Kids Charades from Family Fun retails for $19.95 at Barnes and Noble and other retailers. It is a great way to get reluctant readers to get in on the action, as they draw a card, read it to themselves, and then act it out for the group. Once again, with a little ingenuity, a kitchen timer and a stack of scrap paper you can make this at home in a flash – and tailor it to your children’s interests and reading levels. You could even put favorite book titles or characters into the mix!
My kids – and my daughter’s Daisy troop – totally love the game Hedbanz – at least, when we make it ourselves. I have yet to cave and buy the boxed game that sells for $15-$20. Here’s how it works:
Players draw a card and do NOT look at it. Instead they stick it to their forehead, facing out, so that the other players can see/read it. Use elastic headbands worn sweat-band style around the forehead to hold the card in place. (Or, if you’re short on supplies, just write your clues on post-its and smack ‘em on the kids’ heads!)
Players then take turns asking questions like “Am I an animal?” “Do I have four legs?” and the like until they guess who they are. The player to guess first OR the player to guess the most cards by the time a timer runs out is the winner. Make this game easier for beginning readers by using pictures with words. Make it harder by eliminating the pictures. Have kids studying together? How about making it fun by putting glossary terms on their heads? “Am I metamorphic rock?” “Am I magma?” “Am I George Washington Carver?” The possibilities are endless.
I’m sure there are plenty of you out there with ideas for games you can make at home for less. I’d love for you to share them in the comments. And if you’re looking for more games that grow brains, check out Board Games That Build Readers and Board Games That Build (Bigger) Readers on Kateywrites.

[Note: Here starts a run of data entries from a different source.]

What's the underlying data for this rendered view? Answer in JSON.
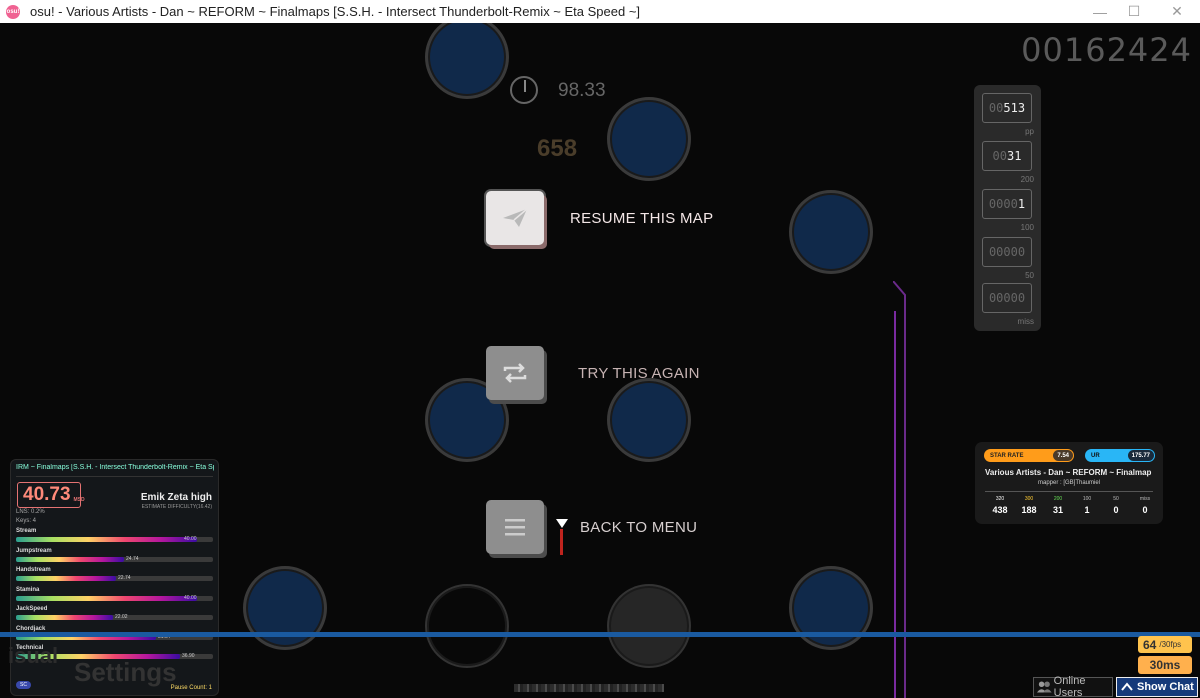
{
  "window": {
    "title": "osu!  - Various Artists - Dan ~ REFORM ~ Finalmaps [S.S.H. - Intersect Thunderbolt-Remix ~ Eta Speed ~]",
    "app_icon_text": "osu!",
    "minimize": "—",
    "maximize": "☐",
    "close": "✕"
  },
  "hud": {
    "score": "00162424",
    "accuracy": "98.33",
    "combo": "658"
  },
  "pause_menu": {
    "resume": "RESUME THIS MAP",
    "retry": "TRY THIS AGAIN",
    "back": "BACK TO MENU"
  },
  "judgement_counter": [
    {
      "lead": "00",
      "value": "513",
      "label": "pp"
    },
    {
      "lead": "00",
      "value": "31",
      "label": "200"
    },
    {
      "lead": "0000",
      "value": "1",
      "label": "100"
    },
    {
      "lead": "00000",
      "value": "",
      "label": "50"
    },
    {
      "lead": "00000",
      "value": "",
      "label": "miss"
    }
  ],
  "difficulty_panel": {
    "map_name": "IRM ~ Finalmaps [S.S.H. - Intersect Thunderbolt-Remix ~ Eta Speed",
    "msd_value": "40.73",
    "msd_unit": "MSD",
    "player_label": "Emik Zeta high",
    "estimate": "ESTIMATE DIFFICULTY(16.42)",
    "lns": "LNS: 0.2%",
    "keys": "Keys: 4",
    "skills": [
      {
        "name": "Stream",
        "value": "40.00",
        "fraction": 0.92
      },
      {
        "name": "Jumpstream",
        "value": "24.74",
        "fraction": 0.55
      },
      {
        "name": "Handstream",
        "value": "22.74",
        "fraction": 0.51
      },
      {
        "name": "Stamina",
        "value": "40.00",
        "fraction": 0.92
      },
      {
        "name": "JackSpeed",
        "value": "22.02",
        "fraction": 0.49
      },
      {
        "name": "Chordjack",
        "value": "31.54",
        "fraction": 0.71
      },
      {
        "name": "Technical",
        "value": "36.90",
        "fraction": 0.83
      }
    ],
    "sc_badge": "SC",
    "pause_count": "Pause Count: 1"
  },
  "ghost_text": {
    "visual": "isual",
    "settings": "Settings"
  },
  "map_info": {
    "star_rate_label": "STAR RATE",
    "star_rate_value": "7.54",
    "ur_label": "UR",
    "ur_value": "175.77",
    "song": "Various Artists - Dan ~ REFORM ~ Finalmap",
    "mapper": "mapper : [GB]Thaumiel",
    "hits": [
      {
        "label": "320",
        "count": "438",
        "color": "#ffffff"
      },
      {
        "label": "300",
        "count": "188",
        "color": "#ffcc33"
      },
      {
        "label": "200",
        "count": "31",
        "color": "#66dd55"
      },
      {
        "label": "100",
        "count": "1",
        "color": "#bbbbbb"
      },
      {
        "label": "50",
        "count": "0",
        "color": "#bbbbbb"
      },
      {
        "label": "miss",
        "count": "0",
        "color": "#bbbbbb"
      }
    ]
  },
  "perf": {
    "fps": "64",
    "fps_cap": "/30fps",
    "latency": "30ms"
  },
  "footer": {
    "online_users": "Online Users",
    "show_chat": "Show Chat"
  },
  "colors": {
    "note_fill": "#10294a",
    "star_pill": "#ff9c1a",
    "ur_pill": "#29b6f6",
    "fps_badge": "#ffc34d"
  }
}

I wish I’d thought of some of these great ideas to use when my kids were small. They are great for classroom use as well, since we teachers are on a tight budget. Thanks for a fabulous post Katey!